And I know sometimes people are hesitant to boast about those things, but there is nothing wrong in taking pride in all the wonderful things God has done for us. This is exciting news worth sharing! Because we want others to reap the benefits and know from whom all these blessings flow. The entire time the LORD has put us on his back and carried us safely like a Father carrying his dear children.
But this isn’t the biggest blessing God gives us. There is one that stands out amongst them all. Isaiah points this out through God’s Word as recorded in verses 8 and 9. “He said, ‘Surely they are my people, children who will be true to me’; and so he became their Savior. In all their distress he too was distressed, and the angel of his presence saved them. In his love and mercy he redeemed them;”
God would tell many of his prophets small portions of the future. Here, God was sharing with Isaiah that one day a Messiah would come. One day, God would send someone to be their Savior and to redeem people from their sin. Not because his people deserved anything, but because he felt our pain as his own. He loves so deeply that he not only bears the burden of sin for Israel, but also the sin of the whole world (1 John 2:2).

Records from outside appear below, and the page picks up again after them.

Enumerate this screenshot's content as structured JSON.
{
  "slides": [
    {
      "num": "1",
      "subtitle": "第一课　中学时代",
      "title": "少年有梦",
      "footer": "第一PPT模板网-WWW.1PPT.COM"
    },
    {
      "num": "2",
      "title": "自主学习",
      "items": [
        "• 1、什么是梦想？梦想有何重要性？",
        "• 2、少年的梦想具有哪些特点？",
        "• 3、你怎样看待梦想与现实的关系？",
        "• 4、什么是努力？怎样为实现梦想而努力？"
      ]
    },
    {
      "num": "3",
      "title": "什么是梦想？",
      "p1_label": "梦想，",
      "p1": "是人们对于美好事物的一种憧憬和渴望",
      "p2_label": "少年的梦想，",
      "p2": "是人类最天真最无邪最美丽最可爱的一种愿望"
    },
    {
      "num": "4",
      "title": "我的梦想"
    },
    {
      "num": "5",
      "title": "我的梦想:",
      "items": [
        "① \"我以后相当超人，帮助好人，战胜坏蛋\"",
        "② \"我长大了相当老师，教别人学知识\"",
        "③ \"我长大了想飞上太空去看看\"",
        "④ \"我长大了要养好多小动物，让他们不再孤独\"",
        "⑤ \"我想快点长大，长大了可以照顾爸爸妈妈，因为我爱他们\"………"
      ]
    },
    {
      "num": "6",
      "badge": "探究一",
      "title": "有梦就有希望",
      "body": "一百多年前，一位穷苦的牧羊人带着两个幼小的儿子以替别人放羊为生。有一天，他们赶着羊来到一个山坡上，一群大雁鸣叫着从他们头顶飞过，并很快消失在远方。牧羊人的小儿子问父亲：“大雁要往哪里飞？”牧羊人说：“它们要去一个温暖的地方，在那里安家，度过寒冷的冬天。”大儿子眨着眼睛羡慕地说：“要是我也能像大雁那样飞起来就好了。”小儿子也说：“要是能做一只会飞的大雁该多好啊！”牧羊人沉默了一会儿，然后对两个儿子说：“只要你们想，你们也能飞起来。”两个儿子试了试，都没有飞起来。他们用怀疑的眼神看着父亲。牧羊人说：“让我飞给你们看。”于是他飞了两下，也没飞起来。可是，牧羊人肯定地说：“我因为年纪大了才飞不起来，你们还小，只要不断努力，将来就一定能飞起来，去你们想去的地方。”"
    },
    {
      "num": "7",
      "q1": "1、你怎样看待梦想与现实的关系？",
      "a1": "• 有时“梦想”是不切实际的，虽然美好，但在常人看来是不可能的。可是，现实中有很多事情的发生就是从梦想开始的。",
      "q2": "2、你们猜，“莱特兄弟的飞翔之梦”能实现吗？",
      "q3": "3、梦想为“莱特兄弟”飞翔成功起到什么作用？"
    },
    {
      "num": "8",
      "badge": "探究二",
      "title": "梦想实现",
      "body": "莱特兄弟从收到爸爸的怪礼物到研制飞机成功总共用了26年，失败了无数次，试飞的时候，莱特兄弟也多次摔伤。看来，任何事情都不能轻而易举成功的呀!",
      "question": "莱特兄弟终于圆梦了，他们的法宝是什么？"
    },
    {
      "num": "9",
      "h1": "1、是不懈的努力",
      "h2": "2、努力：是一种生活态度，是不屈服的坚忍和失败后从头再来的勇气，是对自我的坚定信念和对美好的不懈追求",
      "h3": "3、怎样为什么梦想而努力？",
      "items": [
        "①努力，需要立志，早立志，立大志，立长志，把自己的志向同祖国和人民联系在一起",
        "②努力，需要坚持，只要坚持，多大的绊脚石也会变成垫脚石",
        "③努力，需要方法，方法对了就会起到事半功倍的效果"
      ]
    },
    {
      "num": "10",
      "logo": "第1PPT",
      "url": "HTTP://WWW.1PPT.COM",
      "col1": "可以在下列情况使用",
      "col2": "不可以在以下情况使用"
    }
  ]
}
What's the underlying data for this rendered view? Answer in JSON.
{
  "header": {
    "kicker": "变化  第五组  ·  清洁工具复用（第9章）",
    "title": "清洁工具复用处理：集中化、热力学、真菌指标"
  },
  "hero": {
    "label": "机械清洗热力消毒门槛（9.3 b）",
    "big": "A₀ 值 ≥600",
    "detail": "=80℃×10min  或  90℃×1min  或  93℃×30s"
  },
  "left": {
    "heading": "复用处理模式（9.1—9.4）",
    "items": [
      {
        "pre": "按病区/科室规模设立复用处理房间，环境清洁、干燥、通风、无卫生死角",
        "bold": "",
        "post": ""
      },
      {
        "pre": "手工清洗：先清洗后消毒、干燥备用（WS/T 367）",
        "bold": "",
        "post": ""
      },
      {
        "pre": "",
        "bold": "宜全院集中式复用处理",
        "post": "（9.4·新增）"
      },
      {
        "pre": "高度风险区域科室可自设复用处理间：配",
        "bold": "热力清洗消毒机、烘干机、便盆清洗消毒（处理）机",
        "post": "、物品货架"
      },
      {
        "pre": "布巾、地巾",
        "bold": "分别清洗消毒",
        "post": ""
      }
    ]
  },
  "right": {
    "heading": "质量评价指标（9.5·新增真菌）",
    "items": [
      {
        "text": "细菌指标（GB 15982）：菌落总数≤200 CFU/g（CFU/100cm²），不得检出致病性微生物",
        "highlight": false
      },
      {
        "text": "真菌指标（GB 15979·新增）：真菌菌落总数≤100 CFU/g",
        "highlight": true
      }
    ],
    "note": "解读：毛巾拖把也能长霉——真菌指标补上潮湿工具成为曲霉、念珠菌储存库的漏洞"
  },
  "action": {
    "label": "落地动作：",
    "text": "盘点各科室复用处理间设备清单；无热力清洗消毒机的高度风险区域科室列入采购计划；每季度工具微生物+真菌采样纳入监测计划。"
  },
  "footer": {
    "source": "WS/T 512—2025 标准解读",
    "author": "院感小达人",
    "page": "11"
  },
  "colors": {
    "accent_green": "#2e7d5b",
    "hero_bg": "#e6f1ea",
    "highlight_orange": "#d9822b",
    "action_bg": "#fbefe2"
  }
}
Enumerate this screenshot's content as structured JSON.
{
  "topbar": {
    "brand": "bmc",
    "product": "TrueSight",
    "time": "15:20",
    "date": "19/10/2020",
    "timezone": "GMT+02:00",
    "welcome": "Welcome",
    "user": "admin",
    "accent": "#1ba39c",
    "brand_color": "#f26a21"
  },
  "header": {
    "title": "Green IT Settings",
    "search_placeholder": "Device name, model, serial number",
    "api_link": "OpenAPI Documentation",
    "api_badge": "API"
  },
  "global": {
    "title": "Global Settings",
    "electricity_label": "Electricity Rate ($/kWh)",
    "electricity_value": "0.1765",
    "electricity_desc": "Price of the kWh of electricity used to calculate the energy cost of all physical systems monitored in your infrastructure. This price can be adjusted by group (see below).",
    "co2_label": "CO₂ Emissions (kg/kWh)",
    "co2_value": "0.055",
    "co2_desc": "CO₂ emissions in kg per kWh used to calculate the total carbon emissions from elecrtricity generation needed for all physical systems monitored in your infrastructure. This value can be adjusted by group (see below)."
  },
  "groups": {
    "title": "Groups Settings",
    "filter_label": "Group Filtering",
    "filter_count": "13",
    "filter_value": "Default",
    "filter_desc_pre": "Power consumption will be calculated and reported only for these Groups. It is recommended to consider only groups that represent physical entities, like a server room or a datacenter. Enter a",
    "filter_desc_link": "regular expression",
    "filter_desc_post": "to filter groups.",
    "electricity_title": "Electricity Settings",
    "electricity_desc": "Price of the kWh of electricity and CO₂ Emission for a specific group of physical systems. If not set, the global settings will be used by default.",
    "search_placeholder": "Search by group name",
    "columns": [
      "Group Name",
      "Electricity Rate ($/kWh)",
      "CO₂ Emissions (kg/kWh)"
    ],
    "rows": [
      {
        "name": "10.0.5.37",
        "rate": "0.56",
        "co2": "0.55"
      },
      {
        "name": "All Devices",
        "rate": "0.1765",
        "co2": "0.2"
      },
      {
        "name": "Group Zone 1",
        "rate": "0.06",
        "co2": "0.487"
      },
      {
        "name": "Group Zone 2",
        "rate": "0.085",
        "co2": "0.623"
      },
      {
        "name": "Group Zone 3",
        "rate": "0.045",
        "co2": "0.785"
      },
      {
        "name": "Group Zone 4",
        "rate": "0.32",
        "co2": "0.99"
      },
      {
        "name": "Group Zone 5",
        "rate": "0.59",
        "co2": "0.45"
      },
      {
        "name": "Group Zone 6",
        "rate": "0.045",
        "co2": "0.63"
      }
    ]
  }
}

All his people are saved, everyone who believes and trusts him, everyone who doesn’t toss his gift away. Like an unfaithful spouse who has no right to be taken back by the significant other, we come before God and he takes us back again and again. Sin is forgiven and forgotten. Our sin is replaced by his love. Even if so many other blessings we mentioned earlier fell away, we would still be blessed. Because Jesus’ perfection is beyond the reaches of the world of sin, death, violence, toil, and trouble. None of it can change what he did for us. Even if the days ahead might be a little rough in some ways. Even if there is some uncertainty, the future God paints for us is amazing. And God has revealed your future to you just like the prophets. At least part of it. The part that is important for you to know. Because of what Jesus did we get to be in heaven with him.
It’s a New Year, and I don’t know what is all going to happen. But I do know we still have the same comfort we have always had. We have a Savior who forgives and erases our sins, who blesses us each and every day and will continue to do so. The LORD has remained faithful to us even on days we have not. And he gives his ultimate blessing in the Savior, who died and rose again that we might live with him in heaven. Both in the past, and in the new year to come his mercy and kindness will always be ready for you. Amen.